PROBLEM DESCRIPTION
In the listing that follows, copy out each line that includes the word "BİLGİLERİ".
*** STORED DATA ***
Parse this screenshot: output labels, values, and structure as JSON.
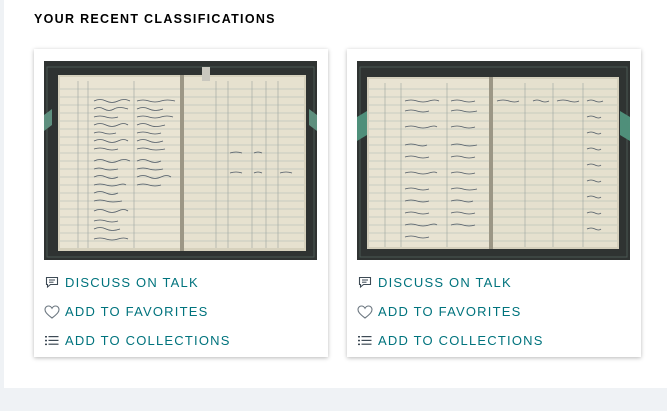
{
  "section": {
    "title": "YOUR RECENT CLASSIFICATIONS"
  },
  "cards": [
    {
      "image_alt": "Ledger page spread with handwritten entries",
      "actions": {
        "talk_label": "DISCUSS ON TALK",
        "talk_icon": "speech-bubble-icon",
        "favorites_label": "ADD TO FAVORITES",
        "favorites_icon": "heart-outline-icon",
        "collections_label": "ADD TO COLLECTIONS",
        "collections_icon": "list-icon"
      }
    },
    {
      "image_alt": "Ledger page spread with handwritten entries",
      "actions": {
        "talk_label": "DISCUSS ON TALK",
        "talk_icon": "speech-bubble-icon",
        "favorites_label": "ADD TO FAVORITES",
        "favorites_icon": "heart-outline-icon",
        "collections_label": "ADD TO COLLECTIONS",
        "collections_icon": "list-icon"
      }
    }
  ],
  "colors": {
    "accent": "#00737d",
    "page_bg": "#eff2f5",
    "panel_bg": "#ffffff"
  }
}
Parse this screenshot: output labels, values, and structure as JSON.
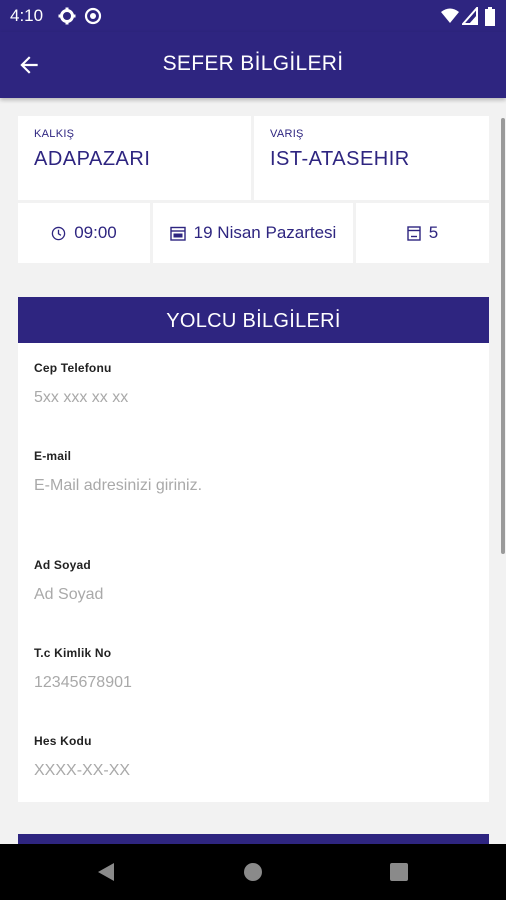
{
  "status_bar": {
    "time": "4:10"
  },
  "app_bar": {
    "title": "SEFER BİLGİLERİ"
  },
  "route": {
    "departure_label": "KALKIŞ",
    "departure_city": "ADAPAZARI",
    "arrival_label": "VARIŞ",
    "arrival_city": "IST-ATASEHIR"
  },
  "trip_info": {
    "time": "09:00",
    "date": "19 Nisan Pazartesi",
    "seat": "5"
  },
  "passenger": {
    "section_title": "YOLCU BİLGİLERİ",
    "fields": [
      {
        "label": "Cep Telefonu",
        "placeholder": "5xx xxx xx xx",
        "value": ""
      },
      {
        "label": "E-mail",
        "placeholder": "E-Mail adresinizi giriniz.",
        "value": ""
      },
      {
        "label": "Ad Soyad",
        "placeholder": "Ad Soyad",
        "value": ""
      },
      {
        "label": "T.c Kimlik No",
        "placeholder": "12345678901",
        "value": ""
      },
      {
        "label": "Hes Kodu",
        "placeholder": "XXXX-XX-XX",
        "value": ""
      }
    ]
  },
  "colors": {
    "primary": "#2e2580",
    "background": "#f2f2f2",
    "placeholder": "#a9a9a9"
  },
  "icons": [
    "back-arrow-icon",
    "clock-icon",
    "calendar-icon",
    "seat-icon"
  ]
}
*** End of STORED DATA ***
WRITTEN SOLUTION
    "title": "SEFER BİLGİLERİ"
    "section_title": "YOLCU BİLGİLERİ",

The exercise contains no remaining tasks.